---------- Material supplied
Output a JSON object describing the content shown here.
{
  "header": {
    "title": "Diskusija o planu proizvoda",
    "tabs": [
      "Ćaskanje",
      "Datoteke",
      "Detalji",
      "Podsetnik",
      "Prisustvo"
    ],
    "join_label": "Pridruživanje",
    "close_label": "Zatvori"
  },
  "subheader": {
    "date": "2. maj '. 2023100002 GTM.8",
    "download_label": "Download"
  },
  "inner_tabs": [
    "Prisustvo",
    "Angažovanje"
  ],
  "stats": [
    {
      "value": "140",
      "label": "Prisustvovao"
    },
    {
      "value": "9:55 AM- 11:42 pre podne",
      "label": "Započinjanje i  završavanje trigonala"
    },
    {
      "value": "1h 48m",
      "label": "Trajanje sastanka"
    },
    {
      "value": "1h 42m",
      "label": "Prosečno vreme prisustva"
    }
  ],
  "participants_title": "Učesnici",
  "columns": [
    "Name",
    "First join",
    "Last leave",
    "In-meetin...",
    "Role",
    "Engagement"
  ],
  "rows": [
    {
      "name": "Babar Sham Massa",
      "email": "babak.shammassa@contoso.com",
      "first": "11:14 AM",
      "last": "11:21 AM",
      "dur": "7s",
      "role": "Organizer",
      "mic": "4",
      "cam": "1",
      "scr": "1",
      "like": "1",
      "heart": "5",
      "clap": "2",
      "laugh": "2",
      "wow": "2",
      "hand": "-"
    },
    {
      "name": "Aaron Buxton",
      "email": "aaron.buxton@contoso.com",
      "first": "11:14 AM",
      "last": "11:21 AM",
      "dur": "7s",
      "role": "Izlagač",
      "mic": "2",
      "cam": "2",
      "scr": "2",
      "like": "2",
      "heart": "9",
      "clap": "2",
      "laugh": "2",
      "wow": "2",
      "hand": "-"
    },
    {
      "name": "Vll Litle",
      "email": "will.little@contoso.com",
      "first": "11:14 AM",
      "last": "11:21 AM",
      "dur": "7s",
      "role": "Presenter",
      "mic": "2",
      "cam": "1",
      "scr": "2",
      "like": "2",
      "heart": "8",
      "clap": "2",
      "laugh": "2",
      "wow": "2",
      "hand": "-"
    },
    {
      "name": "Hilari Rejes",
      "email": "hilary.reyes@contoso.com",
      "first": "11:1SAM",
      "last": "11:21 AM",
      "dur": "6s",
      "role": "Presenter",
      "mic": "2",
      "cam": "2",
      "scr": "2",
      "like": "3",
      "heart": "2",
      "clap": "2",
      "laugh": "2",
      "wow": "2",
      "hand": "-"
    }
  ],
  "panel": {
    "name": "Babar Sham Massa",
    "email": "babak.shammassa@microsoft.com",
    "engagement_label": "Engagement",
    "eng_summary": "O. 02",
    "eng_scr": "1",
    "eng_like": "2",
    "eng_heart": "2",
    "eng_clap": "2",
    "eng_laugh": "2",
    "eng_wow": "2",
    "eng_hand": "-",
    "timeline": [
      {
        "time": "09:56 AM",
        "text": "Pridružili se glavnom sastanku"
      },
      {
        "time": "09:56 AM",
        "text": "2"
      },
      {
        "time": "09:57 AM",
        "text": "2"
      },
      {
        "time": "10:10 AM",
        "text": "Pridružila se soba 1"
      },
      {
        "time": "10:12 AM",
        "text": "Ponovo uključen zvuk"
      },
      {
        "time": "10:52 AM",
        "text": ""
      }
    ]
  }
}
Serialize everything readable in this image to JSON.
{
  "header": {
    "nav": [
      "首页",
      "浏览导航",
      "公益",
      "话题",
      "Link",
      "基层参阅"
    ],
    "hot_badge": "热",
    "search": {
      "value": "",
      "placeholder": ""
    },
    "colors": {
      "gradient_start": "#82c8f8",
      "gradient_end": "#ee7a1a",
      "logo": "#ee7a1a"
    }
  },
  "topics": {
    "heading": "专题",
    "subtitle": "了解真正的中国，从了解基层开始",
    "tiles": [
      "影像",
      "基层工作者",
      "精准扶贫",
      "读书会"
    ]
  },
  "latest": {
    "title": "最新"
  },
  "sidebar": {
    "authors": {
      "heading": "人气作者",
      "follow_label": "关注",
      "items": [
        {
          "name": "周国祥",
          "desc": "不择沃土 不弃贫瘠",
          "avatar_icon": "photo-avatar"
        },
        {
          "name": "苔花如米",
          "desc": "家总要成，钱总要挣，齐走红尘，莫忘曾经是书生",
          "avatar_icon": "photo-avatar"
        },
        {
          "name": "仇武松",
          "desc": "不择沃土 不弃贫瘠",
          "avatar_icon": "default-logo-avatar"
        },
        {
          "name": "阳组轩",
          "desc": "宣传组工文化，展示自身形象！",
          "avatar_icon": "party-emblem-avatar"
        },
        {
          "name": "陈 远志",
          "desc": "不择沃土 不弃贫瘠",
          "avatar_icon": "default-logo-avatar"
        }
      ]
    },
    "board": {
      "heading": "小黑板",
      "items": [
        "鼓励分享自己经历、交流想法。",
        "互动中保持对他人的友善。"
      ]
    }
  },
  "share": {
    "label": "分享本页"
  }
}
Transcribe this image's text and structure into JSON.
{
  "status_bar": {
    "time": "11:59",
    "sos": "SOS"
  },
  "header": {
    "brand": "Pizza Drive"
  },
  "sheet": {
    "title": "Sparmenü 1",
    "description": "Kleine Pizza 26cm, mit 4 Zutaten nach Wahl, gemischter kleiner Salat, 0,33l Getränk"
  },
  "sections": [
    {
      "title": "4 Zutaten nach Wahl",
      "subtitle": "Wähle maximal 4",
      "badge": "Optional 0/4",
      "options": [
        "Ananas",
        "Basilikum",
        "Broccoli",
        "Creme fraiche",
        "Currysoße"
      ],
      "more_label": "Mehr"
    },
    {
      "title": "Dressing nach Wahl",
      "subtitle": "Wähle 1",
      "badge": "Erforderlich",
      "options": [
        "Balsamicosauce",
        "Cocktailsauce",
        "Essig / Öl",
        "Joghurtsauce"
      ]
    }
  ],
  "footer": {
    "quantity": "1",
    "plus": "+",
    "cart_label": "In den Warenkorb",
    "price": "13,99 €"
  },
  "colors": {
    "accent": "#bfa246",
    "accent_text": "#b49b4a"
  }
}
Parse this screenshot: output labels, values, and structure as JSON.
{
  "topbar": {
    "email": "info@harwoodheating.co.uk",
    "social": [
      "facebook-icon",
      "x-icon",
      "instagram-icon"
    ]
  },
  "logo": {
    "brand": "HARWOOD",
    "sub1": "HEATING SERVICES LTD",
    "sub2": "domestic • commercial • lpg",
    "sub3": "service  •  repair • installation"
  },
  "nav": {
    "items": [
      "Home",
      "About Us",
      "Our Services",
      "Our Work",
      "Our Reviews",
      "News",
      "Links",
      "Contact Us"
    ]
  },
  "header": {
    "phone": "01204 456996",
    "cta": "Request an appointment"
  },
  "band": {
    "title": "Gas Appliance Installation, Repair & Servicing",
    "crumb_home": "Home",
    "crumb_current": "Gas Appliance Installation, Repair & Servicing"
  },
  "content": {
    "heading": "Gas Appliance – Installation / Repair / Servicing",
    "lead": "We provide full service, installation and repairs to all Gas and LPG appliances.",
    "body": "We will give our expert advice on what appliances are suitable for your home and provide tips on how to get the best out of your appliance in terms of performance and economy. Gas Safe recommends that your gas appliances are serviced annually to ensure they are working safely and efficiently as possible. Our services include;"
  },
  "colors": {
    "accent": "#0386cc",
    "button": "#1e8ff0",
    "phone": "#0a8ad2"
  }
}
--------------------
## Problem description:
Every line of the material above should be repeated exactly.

## Solution:
Output a JSON object describing the content shown here.
{
  "header": {
    "title": "Diskusija o planu proizvoda",
    "tabs": [
      "Ćaskanje",
      "Datoteke",
      "Detalji",
      "Podsetnik",
      "Prisustvo"
    ],
    "join_label": "Pridruživanje",
    "close_label": "Zatvori"
  },
  "subheader": {
    "date": "2. maj '. 2023100002 GTM.8",
    "download_label": "Download"
  },
  "inner_tabs": [
    "Prisustvo",
    "Angažovanje"
  ],
  "stats": [
    {
      "value": "140",
      "label": "Prisustvovao"
    },
    {
      "value": "9:55 AM- 11:42 pre podne",
      "label": "Započinjanje i  završavanje trigonala"
    },
    {
      "value": "1h 48m",
      "label": "Trajanje sastanka"
    },
    {
      "value": "1h 42m",
      "label": "Prosečno vreme prisustva"
    }
  ],
  "participants_title": "Učesnici",
  "columns": [
    "Name",
    "First join",
    "Last leave",
    "In-meetin...",
    "Role",
    "Engagement"
  ],
  "rows": [
    {
      "name": "Babar Sham Massa",
      "email": "babak.shammassa@contoso.com",
      "first": "11:14 AM",
      "last": "11:21 AM",
      "dur": "7s",
      "role": "Organizer",
      "mic": "4",
      "cam": "1",
      "scr": "1",
      "like": "1",
      "heart": "5",
      "clap": "2",
      "laugh": "2",
      "wow": "2",
      "hand": "-"
    },
    {
      "name": "Aaron Buxton",
      "email": "aaron.buxton@contoso.com",
      "first": "11:14 AM",
      "last": "11:21 AM",
      "dur": "7s",
      "role": "Izlagač",
      "mic": "2",
      "cam": "2",
      "scr": "2",
      "like": "2",
      "heart": "9",
      "clap": "2",
      "laugh": "2",
      "wow": "2",
      "hand": "-"
    },
    {
      "name": "Vll Litle",
      "email": "will.little@contoso.com",
      "first": "11:14 AM",
      "last": "11:21 AM",
      "dur": "7s",
      "role": "Presenter",
      "mic": "2",
      "cam": "1",
      "scr": "2",
      "like": "2",
      "heart": "8",
      "clap": "2",
      "laugh": "2",
      "wow": "2",
      "hand": "-"
    },
    {
      "name": "Hilari Rejes",
      "email": "hilary.reyes@contoso.com",
      "first": "11:1SAM",
      "last": "11:21 AM",
      "dur": "6s",
      "role": "Presenter",
      "mic": "2",
      "cam": "2",
      "scr": "2",
      "like": "3",
      "heart": "2",
      "clap": "2",
      "laugh": "2",
      "wow": "2",
      "hand": "-"
    }
  ],
  "panel": {
    "name": "Babar Sham Massa",
    "email": "babak.shammassa@microsoft.com",
    "engagement_label": "Engagement",
    "eng_summary": "O. 02",
    "eng_scr": "1",
    "eng_like": "2",
    "eng_heart": "2",
    "eng_clap": "2",
    "eng_laugh": "2",
    "eng_wow": "2",
    "eng_hand": "-",
    "timeline": [
      {
        "time": "09:56 AM",
        "text": "Pridružili se glavnom sastanku"
      },
      {
        "time": "09:56 AM",
        "text": "2"
      },
      {
        "time": "09:57 AM",
        "text": "2"
      },
      {
        "time": "10:10 AM",
        "text": "Pridružila se soba 1"
      },
      {
        "time": "10:12 AM",
        "text": "Ponovo uključen zvuk"
      },
      {
        "time": "10:52 AM",
        "text": ""
      }
    ]
  }
}
Serialize everything readable in this image to JSON.
{
  "header": {
    "nav": [
      "首页",
      "浏览导航",
      "公益",
      "话题",
      "Link",
      "基层参阅"
    ],
    "hot_badge": "热",
    "search": {
      "value": "",
      "placeholder": ""
    },
    "colors": {
      "gradient_start": "#82c8f8",
      "gradient_end": "#ee7a1a",
      "logo": "#ee7a1a"
    }
  },
  "topics": {
    "heading": "专题",
    "subtitle": "了解真正的中国，从了解基层开始",
    "tiles": [
      "影像",
      "基层工作者",
      "精准扶贫",
      "读书会"
    ]
  },
  "latest": {
    "title": "最新"
  },
  "sidebar": {
    "authors": {
      "heading": "人气作者",
      "follow_label": "关注",
      "items": [
        {
          "name": "周国祥",
          "desc": "不择沃土 不弃贫瘠",
          "avatar_icon": "photo-avatar"
        },
        {
          "name": "苔花如米",
          "desc": "家总要成，钱总要挣，齐走红尘，莫忘曾经是书生",
          "avatar_icon": "photo-avatar"
        },
        {
          "name": "仇武松",
          "desc": "不择沃土 不弃贫瘠",
          "avatar_icon": "default-logo-avatar"
        },
        {
          "name": "阳组轩",
          "desc": "宣传组工文化，展示自身形象！",
          "avatar_icon": "party-emblem-avatar"
        },
        {
          "name": "陈 远志",
          "desc": "不择沃土 不弃贫瘠",
          "avatar_icon": "default-logo-avatar"
        }
      ]
    },
    "board": {
      "heading": "小黑板",
      "items": [
        "鼓励分享自己经历、交流想法。",
        "互动中保持对他人的友善。"
      ]
    }
  },
  "share": {
    "label": "分享本页"
  }
}
Transcribe this image's text and structure into JSON.
{
  "status_bar": {
    "time": "11:59",
    "sos": "SOS"
  },
  "header": {
    "brand": "Pizza Drive"
  },
  "sheet": {
    "title": "Sparmenü 1",
    "description": "Kleine Pizza 26cm, mit 4 Zutaten nach Wahl, gemischter kleiner Salat, 0,33l Getränk"
  },
  "sections": [
    {
      "title": "4 Zutaten nach Wahl",
      "subtitle": "Wähle maximal 4",
      "badge": "Optional 0/4",
      "options": [
        "Ananas",
        "Basilikum",
        "Broccoli",
        "Creme fraiche",
        "Currysoße"
      ],
      "more_label": "Mehr"
    },
    {
      "title": "Dressing nach Wahl",
      "subtitle": "Wähle 1",
      "badge": "Erforderlich",
      "options": [
        "Balsamicosauce",
        "Cocktailsauce",
        "Essig / Öl",
        "Joghurtsauce"
      ]
    }
  ],
  "footer": {
    "quantity": "1",
    "plus": "+",
    "cart_label": "In den Warenkorb",
    "price": "13,99 €"
  },
  "colors": {
    "accent": "#bfa246",
    "accent_text": "#b49b4a"
  }
}
Parse this screenshot: output labels, values, and structure as JSON.
{
  "topbar": {
    "email": "info@harwoodheating.co.uk",
    "social": [
      "facebook-icon",
      "x-icon",
      "instagram-icon"
    ]
  },
  "logo": {
    "brand": "HARWOOD",
    "sub1": "HEATING SERVICES LTD",
    "sub2": "domestic • commercial • lpg",
    "sub3": "service  •  repair • installation"
  },
  "nav": {
    "items": [
      "Home",
      "About Us",
      "Our Services",
      "Our Work",
      "Our Reviews",
      "News",
      "Links",
      "Contact Us"
    ]
  },
  "header": {
    "phone": "01204 456996",
    "cta": "Request an appointment"
  },
  "band": {
    "title": "Gas Appliance Installation, Repair & Servicing",
    "crumb_home": "Home",
    "crumb_current": "Gas Appliance Installation, Repair & Servicing"
  },
  "content": {
    "heading": "Gas Appliance – Installation / Repair / Servicing",
    "lead": "We provide full service, installation and repairs to all Gas and LPG appliances.",
    "body": "We will give our expert advice on what appliances are suitable for your home and provide tips on how to get the best out of your appliance in terms of performance and economy. Gas Safe recommends that your gas appliances are serviced annually to ensure they are working safely and efficiently as possible. Our services include;"
  },
  "colors": {
    "accent": "#0386cc",
    "button": "#1e8ff0",
    "phone": "#0a8ad2"
  }
}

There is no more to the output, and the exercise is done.